So in our example that I’m using, we only have one position, so it’s easy for the broker to choose. But if you have multiple positions, you have to be super careful because now you’ve lost control.
Long story short, what does this mean? It means never, ever ignore margin calls. You have to do something. Either sell your positions or send the broker more money. I
f you send the money don’t do ACH or send a check, because the broker doesn’t care when you initiated this. They only care when the money is back into the account.
What Is Portfolio Margin?
Understanding margin is important. Now, let’s very briefly talk about portfolio margin. Basically, portfolio margin is margin for bigger accounts.
Every broker uses a different measurement. Some brokers allow you to apply for portfolio margin when you have $125,000, maybe as much as $175,000, or maybe even $200,000. It really depends on your broker.
So why is it more here? It usually gives you a much larger margin. If we had $100,000, a margin account would turn into $200,000. This is with the so-called regular margin. This regular margin is also called Reg T Margin.
Now if you have portfolio margin, $100,000 could turn into up to $610,000. So as you can see, you get much more leverage. And as you already know, leverage is a double-edged sword.
But why do I say up to $610,000? Well, there’s a quite complicated formula, I got this here from TD Ameritrade.
You see, with portfolio margins, stocks and options are tested by hypothetically moving the price of the underlying between plus and minus 15%.
The price ranges are then divided into 10 equidistant points, and the loss or gain on the position is calculated at each of the ten points. There’s a bit more to it, but you get the idea.
What does it mean? It’s complicated, but what it basically means is its subject to change all the time based on volatility. This is why portfolio margin is tricky, and also dangerous. You need to know what you are doing with portfolio margin.
Now you know what margin is, and you know the advantages of margin trading. You also know the dangers.
If right now you still don’t understand these maintenance requirements, please read this article again.
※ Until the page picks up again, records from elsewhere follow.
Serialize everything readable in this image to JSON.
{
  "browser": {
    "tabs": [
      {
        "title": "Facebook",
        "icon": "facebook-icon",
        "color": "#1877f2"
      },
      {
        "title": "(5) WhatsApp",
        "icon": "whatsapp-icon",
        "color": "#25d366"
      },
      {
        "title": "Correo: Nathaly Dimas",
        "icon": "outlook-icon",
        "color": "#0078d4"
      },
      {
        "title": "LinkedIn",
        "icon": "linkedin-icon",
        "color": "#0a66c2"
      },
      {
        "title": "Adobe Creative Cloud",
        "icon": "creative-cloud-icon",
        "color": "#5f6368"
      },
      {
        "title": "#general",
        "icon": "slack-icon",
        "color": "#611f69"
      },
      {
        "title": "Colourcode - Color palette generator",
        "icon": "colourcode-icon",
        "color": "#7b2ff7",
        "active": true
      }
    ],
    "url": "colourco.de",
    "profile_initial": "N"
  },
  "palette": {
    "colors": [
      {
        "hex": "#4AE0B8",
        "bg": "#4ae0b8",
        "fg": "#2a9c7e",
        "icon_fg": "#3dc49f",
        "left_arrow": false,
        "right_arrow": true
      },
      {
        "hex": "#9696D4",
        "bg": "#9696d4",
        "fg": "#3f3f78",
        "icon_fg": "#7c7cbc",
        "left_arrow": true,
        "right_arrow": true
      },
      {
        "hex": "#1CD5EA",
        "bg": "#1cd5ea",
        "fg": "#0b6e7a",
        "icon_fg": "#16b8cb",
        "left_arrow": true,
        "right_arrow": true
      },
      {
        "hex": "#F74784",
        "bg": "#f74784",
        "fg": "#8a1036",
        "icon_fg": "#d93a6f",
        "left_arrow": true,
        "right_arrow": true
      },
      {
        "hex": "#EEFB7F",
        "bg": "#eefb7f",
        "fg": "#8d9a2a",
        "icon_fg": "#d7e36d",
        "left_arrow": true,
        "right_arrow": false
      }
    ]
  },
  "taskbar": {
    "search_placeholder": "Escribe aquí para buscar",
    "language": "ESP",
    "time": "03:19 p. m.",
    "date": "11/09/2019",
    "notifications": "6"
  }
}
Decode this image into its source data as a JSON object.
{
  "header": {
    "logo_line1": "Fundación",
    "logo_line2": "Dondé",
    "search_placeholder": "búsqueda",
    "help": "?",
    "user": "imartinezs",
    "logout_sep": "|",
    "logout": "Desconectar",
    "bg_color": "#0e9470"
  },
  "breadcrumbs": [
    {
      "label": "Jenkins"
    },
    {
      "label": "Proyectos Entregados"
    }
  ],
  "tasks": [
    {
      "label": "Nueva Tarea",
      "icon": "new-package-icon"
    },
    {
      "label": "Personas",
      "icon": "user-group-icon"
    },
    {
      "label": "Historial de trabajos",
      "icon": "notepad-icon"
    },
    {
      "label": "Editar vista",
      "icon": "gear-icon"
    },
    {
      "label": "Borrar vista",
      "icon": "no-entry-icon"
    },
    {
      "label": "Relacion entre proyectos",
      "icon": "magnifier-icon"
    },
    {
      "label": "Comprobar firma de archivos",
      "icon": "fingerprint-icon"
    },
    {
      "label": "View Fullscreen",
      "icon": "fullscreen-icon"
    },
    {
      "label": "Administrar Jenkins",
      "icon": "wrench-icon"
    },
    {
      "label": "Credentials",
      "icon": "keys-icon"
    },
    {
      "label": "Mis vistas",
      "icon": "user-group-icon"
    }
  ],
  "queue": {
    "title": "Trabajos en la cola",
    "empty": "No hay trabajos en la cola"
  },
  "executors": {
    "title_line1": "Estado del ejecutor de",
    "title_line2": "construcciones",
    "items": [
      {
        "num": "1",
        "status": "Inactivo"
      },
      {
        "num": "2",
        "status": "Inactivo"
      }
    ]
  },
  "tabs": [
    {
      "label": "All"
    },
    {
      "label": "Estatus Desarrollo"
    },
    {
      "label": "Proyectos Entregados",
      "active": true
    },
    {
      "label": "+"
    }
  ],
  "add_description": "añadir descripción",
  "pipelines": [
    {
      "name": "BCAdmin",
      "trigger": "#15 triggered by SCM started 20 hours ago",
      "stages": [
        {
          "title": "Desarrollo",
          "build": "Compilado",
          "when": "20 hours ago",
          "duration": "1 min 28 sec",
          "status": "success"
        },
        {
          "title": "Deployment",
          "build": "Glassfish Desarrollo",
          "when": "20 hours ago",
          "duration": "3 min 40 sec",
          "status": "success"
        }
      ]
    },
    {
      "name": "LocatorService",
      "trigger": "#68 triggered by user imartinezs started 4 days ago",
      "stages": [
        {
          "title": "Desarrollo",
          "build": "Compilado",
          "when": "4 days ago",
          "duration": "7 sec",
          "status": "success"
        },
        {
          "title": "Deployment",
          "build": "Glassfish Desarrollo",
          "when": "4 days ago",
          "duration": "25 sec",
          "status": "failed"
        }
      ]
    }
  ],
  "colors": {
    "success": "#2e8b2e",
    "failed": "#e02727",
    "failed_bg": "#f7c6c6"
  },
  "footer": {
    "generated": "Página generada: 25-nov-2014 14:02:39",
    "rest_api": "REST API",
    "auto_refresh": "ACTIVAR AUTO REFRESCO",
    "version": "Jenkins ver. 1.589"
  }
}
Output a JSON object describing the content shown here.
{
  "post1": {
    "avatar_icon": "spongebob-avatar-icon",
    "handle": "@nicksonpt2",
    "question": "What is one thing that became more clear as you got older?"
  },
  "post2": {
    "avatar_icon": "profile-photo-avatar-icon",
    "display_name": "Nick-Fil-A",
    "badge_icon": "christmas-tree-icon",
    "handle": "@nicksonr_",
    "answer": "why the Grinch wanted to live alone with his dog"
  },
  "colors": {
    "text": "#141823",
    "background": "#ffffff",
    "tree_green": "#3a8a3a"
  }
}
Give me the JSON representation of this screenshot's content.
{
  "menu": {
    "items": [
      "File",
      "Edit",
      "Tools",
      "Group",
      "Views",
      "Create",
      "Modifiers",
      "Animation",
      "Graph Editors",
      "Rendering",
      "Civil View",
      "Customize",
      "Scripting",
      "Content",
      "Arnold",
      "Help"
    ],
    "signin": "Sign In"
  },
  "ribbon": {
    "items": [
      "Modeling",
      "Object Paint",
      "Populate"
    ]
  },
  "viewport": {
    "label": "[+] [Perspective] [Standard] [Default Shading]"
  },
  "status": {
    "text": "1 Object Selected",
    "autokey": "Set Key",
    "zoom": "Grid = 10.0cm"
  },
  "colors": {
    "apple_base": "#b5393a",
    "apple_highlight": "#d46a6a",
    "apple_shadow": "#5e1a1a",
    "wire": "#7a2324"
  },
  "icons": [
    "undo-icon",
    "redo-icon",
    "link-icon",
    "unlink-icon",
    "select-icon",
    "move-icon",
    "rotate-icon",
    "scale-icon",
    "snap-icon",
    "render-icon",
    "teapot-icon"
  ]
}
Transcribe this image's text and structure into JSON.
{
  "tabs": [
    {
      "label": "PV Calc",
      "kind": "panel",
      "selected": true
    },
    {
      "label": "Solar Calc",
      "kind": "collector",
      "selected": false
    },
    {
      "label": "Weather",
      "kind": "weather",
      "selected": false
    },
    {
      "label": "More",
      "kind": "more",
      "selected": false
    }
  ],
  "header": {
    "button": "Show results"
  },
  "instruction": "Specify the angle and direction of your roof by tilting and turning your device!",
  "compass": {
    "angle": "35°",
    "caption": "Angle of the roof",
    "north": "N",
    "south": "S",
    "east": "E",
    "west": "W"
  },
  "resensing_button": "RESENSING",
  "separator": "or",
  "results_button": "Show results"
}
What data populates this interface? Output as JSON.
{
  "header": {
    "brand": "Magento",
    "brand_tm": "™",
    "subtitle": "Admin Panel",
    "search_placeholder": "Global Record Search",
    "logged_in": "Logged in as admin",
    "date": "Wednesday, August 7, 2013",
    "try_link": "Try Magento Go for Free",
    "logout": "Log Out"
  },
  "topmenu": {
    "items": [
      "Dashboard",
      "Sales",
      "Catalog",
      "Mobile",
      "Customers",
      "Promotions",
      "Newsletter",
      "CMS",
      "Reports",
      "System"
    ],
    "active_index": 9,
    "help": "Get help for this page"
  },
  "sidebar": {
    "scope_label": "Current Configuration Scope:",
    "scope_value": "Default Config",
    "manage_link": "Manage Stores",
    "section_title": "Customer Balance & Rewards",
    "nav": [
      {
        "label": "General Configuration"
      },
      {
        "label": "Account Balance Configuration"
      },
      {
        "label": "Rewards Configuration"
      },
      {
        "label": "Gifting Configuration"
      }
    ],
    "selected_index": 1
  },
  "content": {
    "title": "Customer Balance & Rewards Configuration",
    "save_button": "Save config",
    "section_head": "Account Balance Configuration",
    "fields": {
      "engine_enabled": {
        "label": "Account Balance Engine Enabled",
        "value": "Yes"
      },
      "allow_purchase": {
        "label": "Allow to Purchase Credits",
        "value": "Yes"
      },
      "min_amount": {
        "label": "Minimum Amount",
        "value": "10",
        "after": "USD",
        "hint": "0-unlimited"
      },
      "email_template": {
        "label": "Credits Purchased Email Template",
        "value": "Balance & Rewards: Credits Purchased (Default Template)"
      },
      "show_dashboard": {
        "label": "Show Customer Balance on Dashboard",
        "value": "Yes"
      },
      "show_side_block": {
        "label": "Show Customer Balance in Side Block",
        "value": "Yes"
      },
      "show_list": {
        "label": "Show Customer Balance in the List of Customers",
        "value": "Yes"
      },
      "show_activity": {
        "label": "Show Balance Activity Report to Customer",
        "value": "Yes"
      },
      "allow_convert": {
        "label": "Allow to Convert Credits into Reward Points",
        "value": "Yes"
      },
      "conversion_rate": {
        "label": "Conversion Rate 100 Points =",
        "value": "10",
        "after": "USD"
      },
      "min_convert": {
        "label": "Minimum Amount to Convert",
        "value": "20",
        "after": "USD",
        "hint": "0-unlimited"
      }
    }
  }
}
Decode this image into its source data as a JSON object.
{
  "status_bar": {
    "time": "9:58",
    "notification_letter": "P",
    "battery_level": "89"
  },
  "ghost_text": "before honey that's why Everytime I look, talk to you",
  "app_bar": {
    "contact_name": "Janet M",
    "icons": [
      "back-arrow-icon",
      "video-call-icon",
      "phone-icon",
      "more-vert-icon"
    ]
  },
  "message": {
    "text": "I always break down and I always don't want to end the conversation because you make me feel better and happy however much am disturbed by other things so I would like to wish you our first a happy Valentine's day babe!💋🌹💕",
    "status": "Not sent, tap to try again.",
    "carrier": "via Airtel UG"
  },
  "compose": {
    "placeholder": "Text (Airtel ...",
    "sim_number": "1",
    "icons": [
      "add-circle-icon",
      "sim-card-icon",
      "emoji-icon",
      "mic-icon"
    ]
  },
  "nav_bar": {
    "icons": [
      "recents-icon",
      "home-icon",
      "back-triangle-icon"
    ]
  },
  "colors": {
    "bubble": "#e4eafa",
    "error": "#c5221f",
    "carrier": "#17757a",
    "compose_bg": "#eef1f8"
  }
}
When you get a margin call, do not ignore it. It’s the worst thing that you can do. If you’re with Interactive Brokers, they’re not issuing any margin calls, they immediately liquidate.
If you found this article helpful and know someone else who would benefit from reading it, feel free to share it.
To learn more about the two trading strategies that I use, I have written two books and have some videos on my youtube channel that you can check out.
You can grab a copy of The PowerX Strategy HERE, and a copy of The Wheel Strategy HERE. These books are free, all we ask is that you cover shipping and handling ($4.99).
I also have two videos for you. One of them is explaining the “PowerX Strategy.“ The other one is explaining “The Wheel Strategy” in detail.
Read next: The Complete Beginner Guide To Options Trading – Options 101